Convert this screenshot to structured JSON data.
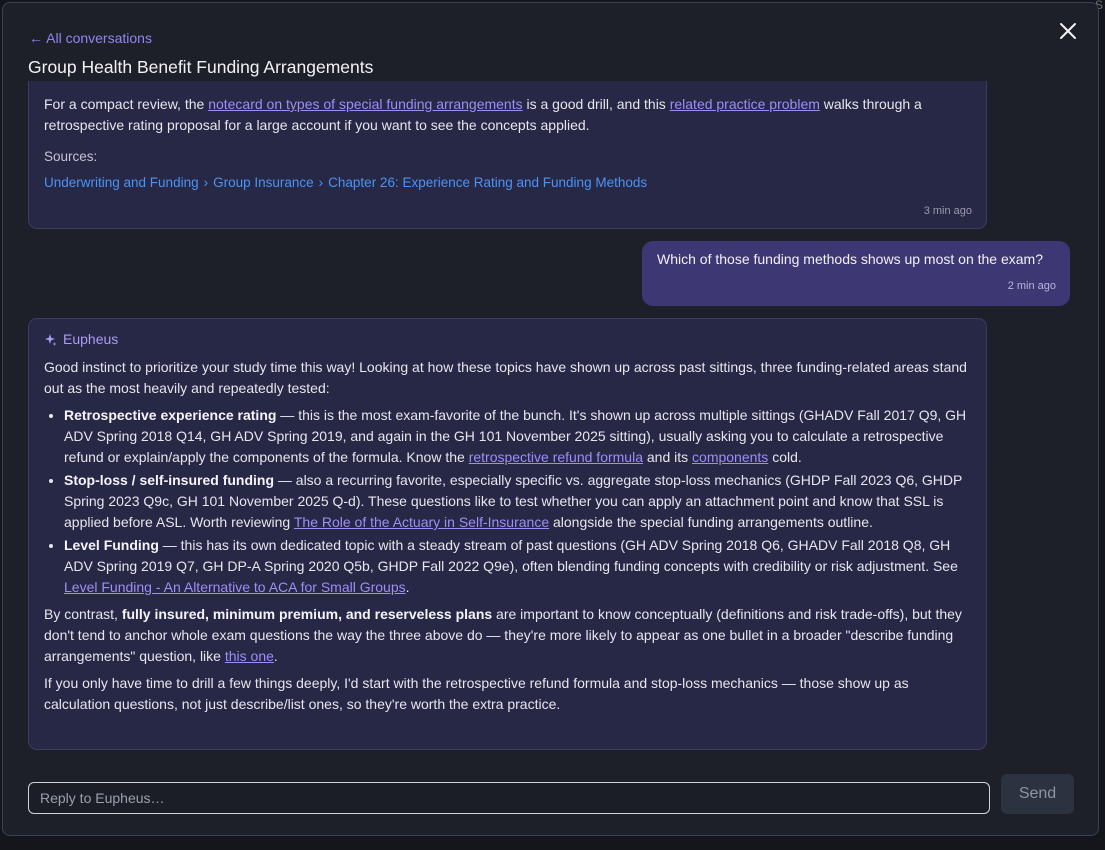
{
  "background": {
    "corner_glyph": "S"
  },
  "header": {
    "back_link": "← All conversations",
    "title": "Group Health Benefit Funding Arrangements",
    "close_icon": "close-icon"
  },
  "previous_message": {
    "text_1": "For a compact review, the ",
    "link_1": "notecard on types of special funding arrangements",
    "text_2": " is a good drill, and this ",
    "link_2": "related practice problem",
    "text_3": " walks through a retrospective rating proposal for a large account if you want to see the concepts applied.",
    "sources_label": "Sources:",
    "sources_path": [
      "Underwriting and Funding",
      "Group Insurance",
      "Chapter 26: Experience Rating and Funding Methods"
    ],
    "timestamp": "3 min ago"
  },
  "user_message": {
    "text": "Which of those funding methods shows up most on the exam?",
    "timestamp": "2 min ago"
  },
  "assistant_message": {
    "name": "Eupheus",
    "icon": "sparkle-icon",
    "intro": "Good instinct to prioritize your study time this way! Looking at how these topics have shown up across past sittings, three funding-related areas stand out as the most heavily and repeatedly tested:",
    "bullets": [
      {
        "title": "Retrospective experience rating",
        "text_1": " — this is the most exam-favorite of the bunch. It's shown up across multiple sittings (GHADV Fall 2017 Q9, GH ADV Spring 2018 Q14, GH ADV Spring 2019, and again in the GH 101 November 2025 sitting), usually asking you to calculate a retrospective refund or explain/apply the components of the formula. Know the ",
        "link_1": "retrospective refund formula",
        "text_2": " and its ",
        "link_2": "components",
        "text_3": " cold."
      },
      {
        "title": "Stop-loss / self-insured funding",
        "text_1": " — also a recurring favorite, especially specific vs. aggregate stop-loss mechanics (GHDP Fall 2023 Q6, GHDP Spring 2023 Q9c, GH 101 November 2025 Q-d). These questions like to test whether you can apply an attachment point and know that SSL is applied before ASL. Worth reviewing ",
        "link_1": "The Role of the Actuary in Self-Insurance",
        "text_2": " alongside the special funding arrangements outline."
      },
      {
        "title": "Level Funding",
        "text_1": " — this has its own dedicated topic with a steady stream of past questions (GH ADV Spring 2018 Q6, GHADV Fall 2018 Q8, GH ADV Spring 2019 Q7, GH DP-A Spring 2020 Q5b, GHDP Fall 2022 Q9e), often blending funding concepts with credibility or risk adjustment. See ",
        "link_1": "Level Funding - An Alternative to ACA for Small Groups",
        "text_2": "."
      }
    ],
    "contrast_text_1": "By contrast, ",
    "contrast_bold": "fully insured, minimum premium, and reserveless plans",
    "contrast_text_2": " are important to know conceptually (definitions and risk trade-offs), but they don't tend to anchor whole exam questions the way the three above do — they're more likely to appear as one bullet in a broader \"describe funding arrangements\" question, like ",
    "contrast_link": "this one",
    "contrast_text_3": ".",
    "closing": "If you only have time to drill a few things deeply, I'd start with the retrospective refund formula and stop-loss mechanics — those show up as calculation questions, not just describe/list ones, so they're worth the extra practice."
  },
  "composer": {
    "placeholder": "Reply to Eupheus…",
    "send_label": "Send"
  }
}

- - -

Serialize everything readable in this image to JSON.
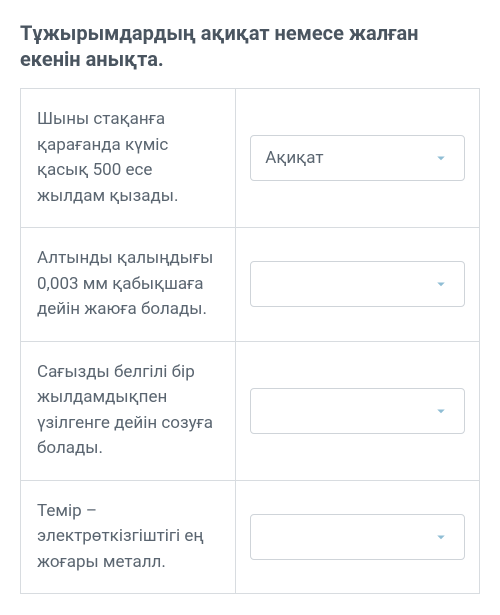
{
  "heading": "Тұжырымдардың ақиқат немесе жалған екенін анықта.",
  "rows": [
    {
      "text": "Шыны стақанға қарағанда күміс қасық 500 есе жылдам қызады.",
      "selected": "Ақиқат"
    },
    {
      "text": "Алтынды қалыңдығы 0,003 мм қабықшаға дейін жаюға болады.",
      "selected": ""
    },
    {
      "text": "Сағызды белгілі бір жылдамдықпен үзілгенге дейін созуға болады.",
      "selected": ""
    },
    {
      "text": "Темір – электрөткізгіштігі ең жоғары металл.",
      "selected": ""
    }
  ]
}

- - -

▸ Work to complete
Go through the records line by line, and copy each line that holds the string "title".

▸ Task response
    "title": "Group Health Benefit Funding Arrangements",
        "title": "Retrospective experience rating",
        "title": "Stop-loss / self-insured funding",
        "title": "Level Funding",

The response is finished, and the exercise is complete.